The annual “Defense on Japan” report, published on Friday, notes that China’s continued ability to “reinforce its military capabilities both in quality and quantity” and intensified activities within the Sea of Japan and Pacific Ocean have garnered increased attention from Tokyo.
“The reality is that China is rapidly increasing military spending, and so people can grasp that we need more pages,” Japanese Defense Minister Taro Kono said at a media briefing, reported Reuters. “China is deploying air and sea assets in the Western Pacific and through the Tsushima Strait into the Sea of Japan with greater frequency.”
These military actions and China’s “strengthening capabilities” in the areas of both space and cyberspace have led Tokyo to deem Beijing its number one security threat, as it possesses the ability to “fulfill its unilateral demands without compromise.”
Chinese Foreign Ministry spokesman Geng Shuang said that Beijing will not accept the “groundless criticism” detailed in the report, according to Reuters.
This release comes days after Japan revealed that both its Maritime Self-Defense Force’s Aegis-equipped destroyer in the Sea of Japan and land-based radar had difficulty detecting recent tests missile tests conducted by North Korean leader Kim Jong Un and Pyongyang.
North Korea’s “state-of-the-art” KN-23 short-range ballistic missile, which can reach regions of Japan, was one particular projectile that caused alarm due to its irregular trajectory, which allows the missile to evade current Japanese radar systems.
The Friday report’s list of security cooperation partners also echoed the public loosening of ties between Tokyo and Seoul that has come about since the Supreme Court of Korea ordered a Japanese steel company and other businesses to compensate World War II-era South Korean workers who were subjected to forced labor without payment.
Kono asserted in October 2018 that the ruling was “regrettable and totally unacceptable,” as it violated the 1965 Korea-Japan Normalization Treaty.
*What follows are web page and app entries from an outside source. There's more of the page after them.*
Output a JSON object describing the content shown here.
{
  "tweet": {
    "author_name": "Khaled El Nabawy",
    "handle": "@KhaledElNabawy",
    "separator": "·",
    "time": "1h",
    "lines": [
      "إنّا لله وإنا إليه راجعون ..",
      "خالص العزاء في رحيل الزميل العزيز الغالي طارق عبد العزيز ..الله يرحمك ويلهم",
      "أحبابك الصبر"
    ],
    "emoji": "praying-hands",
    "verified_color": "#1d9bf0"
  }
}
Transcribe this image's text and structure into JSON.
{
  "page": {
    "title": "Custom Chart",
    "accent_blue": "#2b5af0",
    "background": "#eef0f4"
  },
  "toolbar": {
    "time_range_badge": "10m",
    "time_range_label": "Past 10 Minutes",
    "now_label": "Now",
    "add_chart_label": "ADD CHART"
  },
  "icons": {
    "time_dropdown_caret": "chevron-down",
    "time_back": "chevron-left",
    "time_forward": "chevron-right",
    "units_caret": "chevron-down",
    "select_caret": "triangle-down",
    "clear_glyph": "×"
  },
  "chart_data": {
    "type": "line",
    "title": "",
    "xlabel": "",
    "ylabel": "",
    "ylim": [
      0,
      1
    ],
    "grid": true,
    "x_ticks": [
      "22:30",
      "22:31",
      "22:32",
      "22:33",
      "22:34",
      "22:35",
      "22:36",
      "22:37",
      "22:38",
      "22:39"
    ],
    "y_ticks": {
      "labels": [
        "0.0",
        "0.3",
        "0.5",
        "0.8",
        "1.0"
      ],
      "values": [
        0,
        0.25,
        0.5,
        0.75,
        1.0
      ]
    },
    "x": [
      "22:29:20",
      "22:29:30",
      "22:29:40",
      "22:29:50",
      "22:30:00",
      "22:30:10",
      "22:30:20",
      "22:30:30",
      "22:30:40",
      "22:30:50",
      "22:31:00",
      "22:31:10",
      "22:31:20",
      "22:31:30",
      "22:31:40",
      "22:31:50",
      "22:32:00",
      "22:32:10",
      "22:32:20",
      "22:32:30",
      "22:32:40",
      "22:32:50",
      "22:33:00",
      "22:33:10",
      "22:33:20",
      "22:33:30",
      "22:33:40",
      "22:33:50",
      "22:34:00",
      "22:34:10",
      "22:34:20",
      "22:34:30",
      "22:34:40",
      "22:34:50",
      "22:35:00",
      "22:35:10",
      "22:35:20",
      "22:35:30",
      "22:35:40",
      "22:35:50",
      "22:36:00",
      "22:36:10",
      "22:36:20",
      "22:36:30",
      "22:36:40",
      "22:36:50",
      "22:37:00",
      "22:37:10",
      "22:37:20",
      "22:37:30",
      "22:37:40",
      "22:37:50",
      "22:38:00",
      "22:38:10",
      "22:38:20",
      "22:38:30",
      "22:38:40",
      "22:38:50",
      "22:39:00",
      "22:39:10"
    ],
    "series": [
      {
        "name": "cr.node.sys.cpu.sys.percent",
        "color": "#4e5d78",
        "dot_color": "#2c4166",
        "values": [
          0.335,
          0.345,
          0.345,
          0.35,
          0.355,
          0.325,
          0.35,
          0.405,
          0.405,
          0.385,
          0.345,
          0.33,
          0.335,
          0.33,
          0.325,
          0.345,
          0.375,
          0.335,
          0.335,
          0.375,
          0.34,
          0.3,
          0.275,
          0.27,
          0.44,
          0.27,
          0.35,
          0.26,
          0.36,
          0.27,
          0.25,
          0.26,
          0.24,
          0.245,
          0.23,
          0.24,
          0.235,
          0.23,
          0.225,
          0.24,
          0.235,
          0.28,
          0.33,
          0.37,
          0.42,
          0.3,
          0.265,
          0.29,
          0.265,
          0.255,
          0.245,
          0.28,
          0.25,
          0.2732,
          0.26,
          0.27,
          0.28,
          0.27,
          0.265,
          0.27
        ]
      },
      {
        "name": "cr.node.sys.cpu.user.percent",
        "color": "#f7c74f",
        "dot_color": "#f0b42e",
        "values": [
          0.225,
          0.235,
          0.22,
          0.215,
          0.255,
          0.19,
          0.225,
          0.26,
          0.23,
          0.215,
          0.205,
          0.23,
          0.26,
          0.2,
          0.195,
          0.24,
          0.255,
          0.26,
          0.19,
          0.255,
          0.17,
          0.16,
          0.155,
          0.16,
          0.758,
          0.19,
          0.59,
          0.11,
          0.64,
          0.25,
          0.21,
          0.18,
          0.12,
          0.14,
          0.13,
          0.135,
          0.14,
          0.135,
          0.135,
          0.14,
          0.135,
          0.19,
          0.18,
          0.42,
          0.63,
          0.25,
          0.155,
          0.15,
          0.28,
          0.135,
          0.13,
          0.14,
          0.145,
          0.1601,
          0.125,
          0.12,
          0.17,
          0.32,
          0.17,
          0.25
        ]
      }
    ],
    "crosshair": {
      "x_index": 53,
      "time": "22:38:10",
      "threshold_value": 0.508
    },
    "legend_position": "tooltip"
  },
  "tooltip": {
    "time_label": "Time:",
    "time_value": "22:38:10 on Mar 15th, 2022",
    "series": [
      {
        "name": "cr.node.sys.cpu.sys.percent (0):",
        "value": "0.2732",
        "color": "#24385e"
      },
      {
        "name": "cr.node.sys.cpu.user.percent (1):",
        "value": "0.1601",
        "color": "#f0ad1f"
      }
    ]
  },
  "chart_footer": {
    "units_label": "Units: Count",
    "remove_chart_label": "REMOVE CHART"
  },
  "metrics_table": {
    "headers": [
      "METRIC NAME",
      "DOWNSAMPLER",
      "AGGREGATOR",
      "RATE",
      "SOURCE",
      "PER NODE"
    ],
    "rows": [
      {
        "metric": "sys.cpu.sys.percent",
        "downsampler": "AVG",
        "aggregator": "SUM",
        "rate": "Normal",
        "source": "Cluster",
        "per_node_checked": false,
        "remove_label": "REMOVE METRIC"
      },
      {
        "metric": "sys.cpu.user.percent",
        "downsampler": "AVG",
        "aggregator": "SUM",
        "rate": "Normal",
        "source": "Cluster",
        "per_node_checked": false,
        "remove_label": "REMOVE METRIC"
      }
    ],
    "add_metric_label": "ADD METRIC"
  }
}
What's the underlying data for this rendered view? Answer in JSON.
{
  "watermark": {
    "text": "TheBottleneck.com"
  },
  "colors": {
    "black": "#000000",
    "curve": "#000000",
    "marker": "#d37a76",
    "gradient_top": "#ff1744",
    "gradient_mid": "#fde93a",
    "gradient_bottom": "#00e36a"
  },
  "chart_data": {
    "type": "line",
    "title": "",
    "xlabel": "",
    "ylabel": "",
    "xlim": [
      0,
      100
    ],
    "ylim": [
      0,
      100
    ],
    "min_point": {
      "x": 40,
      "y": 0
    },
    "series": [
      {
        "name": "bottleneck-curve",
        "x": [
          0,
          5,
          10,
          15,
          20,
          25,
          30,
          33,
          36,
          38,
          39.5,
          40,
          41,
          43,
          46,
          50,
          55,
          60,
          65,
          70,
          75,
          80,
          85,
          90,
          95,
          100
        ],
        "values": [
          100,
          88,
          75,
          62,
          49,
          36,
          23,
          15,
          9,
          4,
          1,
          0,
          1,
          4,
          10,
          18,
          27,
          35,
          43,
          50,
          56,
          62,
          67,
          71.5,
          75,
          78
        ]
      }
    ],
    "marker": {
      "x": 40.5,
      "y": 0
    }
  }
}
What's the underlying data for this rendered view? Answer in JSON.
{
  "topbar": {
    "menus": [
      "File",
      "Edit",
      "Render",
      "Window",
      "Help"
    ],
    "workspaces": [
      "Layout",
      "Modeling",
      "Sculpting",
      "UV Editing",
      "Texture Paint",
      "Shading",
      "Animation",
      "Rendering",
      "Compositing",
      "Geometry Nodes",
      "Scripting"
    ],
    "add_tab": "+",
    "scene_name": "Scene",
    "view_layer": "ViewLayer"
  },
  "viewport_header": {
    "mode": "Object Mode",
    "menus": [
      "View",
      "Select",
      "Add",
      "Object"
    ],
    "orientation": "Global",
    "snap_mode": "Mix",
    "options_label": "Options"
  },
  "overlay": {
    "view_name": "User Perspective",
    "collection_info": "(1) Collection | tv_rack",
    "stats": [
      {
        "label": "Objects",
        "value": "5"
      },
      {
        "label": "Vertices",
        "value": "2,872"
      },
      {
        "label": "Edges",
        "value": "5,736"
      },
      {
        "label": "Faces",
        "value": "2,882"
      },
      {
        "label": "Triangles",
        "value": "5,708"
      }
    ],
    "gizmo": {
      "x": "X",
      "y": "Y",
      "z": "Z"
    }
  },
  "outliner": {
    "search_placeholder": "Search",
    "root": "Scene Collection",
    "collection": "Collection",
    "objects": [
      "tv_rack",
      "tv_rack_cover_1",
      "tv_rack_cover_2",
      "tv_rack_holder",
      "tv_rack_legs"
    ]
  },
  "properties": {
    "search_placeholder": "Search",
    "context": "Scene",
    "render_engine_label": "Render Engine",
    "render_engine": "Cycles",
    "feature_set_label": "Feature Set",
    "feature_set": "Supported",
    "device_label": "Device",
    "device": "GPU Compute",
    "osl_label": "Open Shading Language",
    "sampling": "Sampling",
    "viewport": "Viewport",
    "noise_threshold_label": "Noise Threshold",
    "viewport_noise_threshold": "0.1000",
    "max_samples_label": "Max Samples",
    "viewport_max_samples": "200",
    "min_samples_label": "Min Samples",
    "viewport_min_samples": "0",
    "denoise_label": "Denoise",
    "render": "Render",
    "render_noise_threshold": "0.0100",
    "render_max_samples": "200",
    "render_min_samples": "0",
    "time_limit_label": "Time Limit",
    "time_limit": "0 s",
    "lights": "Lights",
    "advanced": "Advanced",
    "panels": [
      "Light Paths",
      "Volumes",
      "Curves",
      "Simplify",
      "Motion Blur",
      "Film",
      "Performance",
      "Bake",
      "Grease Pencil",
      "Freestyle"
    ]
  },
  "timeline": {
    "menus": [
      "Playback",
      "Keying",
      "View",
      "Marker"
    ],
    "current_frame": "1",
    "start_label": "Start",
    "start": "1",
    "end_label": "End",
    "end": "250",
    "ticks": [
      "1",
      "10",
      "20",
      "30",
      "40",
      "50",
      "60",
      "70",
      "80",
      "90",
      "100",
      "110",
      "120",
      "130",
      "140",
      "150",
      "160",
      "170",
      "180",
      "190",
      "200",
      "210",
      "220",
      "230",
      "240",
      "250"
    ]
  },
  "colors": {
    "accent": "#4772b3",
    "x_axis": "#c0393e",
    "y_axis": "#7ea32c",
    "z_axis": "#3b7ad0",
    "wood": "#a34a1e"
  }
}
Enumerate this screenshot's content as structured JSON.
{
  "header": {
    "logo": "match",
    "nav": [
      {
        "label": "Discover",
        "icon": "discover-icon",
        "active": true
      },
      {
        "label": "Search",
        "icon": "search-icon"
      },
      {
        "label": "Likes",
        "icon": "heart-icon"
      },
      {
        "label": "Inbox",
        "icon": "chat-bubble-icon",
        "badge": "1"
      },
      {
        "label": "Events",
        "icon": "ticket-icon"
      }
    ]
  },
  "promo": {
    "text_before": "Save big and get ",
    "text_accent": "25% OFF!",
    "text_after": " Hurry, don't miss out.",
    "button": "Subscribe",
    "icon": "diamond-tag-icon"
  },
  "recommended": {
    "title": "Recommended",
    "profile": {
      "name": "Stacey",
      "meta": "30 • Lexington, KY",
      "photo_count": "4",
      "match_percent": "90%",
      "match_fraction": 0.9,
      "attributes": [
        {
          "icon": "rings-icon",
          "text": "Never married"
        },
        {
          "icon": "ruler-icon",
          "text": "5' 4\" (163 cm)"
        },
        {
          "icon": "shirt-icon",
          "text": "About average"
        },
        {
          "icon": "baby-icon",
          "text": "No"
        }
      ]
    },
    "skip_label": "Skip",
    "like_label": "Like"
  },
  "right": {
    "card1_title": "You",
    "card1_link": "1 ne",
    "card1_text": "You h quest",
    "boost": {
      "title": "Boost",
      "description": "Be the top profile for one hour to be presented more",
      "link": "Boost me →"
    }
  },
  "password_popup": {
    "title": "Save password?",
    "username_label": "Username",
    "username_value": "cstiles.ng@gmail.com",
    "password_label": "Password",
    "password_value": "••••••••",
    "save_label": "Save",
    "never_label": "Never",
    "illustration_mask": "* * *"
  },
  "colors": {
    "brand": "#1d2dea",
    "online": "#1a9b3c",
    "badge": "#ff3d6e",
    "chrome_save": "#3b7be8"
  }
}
Since this disagreement, there has been a consistent breakdown of trust and cooperation between the countries through a series of tit-for-tat moves.
The most recent display of this degradation in relations came with Seoul’s August 22 decision to unilaterally terminate the 2016 General Security of Military Information Agreement between South Korea and Japan. Kim You Geun of South Korea’s National Security Council told the public that the move came as a response to Japan removing South Korea from its list of preferred trading partners.